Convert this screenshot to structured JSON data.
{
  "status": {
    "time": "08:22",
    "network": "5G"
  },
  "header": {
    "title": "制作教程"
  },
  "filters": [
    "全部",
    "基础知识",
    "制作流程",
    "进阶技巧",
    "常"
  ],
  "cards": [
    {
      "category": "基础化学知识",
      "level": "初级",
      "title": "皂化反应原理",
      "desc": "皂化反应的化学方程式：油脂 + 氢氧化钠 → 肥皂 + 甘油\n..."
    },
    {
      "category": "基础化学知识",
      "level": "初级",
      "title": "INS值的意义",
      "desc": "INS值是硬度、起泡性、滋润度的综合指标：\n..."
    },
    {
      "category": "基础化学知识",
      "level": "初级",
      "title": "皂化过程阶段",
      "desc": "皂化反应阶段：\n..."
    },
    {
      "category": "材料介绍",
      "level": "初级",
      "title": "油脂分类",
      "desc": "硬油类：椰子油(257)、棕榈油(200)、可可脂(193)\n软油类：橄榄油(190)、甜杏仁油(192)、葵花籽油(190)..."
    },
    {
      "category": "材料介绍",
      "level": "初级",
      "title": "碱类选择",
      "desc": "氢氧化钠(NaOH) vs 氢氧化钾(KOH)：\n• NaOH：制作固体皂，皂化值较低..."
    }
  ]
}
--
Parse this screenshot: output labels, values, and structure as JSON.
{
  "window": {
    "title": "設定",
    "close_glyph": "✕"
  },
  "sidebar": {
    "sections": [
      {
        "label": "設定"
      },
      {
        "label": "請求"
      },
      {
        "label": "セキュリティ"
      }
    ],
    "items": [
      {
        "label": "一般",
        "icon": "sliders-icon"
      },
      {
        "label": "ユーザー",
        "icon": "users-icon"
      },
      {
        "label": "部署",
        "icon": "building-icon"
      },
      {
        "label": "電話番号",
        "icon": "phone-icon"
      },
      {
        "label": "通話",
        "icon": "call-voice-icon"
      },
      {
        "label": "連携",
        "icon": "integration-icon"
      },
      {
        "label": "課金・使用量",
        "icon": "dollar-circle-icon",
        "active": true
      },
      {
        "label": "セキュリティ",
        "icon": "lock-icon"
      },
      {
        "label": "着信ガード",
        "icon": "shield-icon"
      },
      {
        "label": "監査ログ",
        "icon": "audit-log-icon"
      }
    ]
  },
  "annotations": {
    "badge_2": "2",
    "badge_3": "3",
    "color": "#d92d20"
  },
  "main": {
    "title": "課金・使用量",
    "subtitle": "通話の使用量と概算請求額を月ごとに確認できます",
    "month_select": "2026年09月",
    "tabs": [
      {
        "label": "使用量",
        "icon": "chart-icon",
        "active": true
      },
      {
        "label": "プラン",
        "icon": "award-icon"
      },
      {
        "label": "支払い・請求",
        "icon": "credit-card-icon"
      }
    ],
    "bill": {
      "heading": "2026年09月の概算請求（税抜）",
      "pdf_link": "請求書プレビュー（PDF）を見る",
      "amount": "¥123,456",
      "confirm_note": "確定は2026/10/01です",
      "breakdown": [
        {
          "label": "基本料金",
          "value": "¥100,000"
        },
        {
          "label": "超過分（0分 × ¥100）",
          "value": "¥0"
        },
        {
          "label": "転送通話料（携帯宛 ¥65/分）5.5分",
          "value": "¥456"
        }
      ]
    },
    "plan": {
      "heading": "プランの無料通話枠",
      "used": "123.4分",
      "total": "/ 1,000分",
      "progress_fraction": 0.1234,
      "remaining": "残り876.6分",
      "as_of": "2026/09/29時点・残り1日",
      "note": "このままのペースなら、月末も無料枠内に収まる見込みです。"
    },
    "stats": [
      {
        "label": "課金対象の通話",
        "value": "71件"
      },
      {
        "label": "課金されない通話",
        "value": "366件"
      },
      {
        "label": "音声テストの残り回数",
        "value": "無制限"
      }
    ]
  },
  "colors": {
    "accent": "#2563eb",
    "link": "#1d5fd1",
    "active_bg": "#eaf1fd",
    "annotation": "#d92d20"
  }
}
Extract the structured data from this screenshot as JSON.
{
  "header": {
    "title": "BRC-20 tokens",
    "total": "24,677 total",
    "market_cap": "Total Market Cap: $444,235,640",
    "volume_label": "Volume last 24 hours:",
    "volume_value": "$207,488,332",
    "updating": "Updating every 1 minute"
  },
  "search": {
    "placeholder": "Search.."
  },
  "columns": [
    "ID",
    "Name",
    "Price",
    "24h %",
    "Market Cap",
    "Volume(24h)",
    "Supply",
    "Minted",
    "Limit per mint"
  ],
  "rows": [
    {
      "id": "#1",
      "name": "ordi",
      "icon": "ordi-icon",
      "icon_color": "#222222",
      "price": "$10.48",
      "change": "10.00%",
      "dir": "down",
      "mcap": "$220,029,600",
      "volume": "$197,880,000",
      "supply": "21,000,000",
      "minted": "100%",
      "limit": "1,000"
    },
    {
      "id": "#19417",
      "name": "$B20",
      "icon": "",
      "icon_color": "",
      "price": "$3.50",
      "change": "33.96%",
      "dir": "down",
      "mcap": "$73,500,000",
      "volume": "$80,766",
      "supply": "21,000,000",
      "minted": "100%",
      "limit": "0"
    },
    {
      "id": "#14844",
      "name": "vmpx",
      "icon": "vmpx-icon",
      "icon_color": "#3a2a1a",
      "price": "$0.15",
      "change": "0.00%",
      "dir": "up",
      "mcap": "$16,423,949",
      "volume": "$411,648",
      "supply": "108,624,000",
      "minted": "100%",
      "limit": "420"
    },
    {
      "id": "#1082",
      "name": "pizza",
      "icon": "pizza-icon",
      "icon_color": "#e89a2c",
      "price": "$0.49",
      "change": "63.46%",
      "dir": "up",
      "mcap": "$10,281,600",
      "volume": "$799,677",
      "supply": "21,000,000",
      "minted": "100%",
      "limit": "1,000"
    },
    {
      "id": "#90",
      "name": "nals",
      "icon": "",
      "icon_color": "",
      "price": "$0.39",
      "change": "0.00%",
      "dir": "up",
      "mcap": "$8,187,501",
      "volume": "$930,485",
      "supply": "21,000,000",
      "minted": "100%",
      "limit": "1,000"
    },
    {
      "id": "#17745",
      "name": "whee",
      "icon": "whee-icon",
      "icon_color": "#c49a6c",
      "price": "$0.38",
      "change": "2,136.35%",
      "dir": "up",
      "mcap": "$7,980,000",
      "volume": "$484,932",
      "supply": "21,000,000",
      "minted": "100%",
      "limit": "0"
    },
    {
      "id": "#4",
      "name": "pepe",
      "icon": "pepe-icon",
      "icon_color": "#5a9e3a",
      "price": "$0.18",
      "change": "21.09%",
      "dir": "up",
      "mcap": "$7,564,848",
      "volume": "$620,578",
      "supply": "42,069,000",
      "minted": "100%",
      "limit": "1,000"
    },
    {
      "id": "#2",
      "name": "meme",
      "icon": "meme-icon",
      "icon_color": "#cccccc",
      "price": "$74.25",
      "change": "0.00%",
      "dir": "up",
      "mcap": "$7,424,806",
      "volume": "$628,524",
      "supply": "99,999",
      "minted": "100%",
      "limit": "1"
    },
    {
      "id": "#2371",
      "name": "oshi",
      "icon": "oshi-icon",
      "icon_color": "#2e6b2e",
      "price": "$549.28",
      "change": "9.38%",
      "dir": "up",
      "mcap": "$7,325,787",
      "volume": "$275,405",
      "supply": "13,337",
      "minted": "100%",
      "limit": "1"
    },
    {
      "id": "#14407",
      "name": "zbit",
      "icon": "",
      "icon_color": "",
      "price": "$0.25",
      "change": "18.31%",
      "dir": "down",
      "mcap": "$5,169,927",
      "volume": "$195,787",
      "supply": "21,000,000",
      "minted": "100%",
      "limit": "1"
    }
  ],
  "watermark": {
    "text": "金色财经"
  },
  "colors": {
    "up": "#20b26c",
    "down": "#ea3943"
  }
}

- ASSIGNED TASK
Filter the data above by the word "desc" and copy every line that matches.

- WRITTEN REPLY
      "desc": "皂化反应的化学方程式：油脂 + 氢氧化钠 → 肥皂 + 甘油\n..."
      "desc": "INS值是硬度、起泡性、滋润度的综合指标：\n..."
      "desc": "皂化反应阶段：\n..."
      "desc": "硬油类：椰子油(257)、棕榈油(200)、可可脂(193)\n软油类：橄榄油(190)、甜杏仁油(192)、葵花籽油(190)..."
      "desc": "氢氧化钠(NaOH) vs 氢氧化钾(KOH)：\n• NaOH：制作固体皂，皂化值较低..."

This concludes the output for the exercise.